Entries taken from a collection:
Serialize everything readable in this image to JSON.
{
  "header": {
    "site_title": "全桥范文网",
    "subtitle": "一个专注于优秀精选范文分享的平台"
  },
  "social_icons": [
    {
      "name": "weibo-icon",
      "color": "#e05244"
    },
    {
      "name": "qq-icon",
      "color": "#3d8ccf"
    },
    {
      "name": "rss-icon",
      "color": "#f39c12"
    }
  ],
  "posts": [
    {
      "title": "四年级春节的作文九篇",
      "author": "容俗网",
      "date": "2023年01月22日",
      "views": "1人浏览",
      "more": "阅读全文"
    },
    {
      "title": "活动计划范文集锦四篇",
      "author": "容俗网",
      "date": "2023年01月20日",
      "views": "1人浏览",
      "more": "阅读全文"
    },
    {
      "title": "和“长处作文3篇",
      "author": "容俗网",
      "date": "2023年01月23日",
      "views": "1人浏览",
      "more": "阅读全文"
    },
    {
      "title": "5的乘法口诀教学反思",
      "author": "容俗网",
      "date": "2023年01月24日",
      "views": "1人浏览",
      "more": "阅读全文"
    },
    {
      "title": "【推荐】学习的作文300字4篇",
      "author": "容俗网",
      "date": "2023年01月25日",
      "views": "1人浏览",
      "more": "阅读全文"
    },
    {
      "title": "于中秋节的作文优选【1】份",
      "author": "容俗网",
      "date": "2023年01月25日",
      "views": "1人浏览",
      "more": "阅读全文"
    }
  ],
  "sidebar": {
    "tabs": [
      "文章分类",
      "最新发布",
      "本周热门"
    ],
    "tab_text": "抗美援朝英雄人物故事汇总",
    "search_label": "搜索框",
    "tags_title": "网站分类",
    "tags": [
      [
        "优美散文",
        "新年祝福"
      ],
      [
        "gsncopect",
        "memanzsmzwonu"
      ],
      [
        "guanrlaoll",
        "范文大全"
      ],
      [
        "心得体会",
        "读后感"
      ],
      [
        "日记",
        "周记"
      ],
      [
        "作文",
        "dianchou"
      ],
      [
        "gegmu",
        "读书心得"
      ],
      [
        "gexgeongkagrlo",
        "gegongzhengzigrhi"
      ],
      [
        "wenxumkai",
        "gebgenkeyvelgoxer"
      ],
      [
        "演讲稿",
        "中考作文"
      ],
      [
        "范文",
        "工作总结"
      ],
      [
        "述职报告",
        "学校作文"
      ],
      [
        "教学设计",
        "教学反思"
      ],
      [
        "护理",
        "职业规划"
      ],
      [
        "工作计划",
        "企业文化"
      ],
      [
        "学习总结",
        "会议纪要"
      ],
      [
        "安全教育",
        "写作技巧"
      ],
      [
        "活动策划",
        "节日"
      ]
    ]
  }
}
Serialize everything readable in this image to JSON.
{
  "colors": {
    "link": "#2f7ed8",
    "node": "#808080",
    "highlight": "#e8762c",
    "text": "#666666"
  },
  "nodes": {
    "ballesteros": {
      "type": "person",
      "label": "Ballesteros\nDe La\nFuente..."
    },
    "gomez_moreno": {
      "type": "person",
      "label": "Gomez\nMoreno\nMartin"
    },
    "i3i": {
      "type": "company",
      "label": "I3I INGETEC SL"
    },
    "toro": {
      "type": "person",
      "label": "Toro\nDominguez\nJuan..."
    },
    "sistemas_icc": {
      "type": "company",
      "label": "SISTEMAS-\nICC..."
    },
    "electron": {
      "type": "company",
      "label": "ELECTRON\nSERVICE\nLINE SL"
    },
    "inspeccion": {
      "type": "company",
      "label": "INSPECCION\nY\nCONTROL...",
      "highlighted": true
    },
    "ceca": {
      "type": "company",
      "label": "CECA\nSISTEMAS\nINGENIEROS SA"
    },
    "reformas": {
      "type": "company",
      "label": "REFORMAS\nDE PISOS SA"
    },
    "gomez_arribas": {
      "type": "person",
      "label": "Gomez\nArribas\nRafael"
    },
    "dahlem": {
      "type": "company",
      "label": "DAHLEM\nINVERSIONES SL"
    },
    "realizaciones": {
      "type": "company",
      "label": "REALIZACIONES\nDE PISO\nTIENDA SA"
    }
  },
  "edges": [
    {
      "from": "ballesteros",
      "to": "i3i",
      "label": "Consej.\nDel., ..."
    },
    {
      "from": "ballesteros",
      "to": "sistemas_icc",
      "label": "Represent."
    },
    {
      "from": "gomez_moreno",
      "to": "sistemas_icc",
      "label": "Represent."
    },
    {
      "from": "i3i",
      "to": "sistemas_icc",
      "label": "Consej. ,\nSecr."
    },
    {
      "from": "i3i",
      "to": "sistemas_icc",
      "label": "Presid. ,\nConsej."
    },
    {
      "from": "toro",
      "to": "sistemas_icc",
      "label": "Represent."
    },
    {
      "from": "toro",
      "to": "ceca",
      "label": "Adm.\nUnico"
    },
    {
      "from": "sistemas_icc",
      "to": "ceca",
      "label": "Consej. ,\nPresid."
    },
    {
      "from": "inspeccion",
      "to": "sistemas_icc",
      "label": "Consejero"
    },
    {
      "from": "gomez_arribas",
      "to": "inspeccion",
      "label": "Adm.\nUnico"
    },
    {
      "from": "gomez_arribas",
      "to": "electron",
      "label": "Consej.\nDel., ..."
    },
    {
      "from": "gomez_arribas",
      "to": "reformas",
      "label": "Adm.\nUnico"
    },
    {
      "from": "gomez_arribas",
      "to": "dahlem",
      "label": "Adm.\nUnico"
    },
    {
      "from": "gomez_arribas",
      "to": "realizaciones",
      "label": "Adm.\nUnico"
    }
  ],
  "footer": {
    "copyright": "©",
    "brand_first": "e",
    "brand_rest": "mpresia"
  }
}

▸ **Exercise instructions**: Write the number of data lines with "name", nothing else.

▸ **Completed task**: 3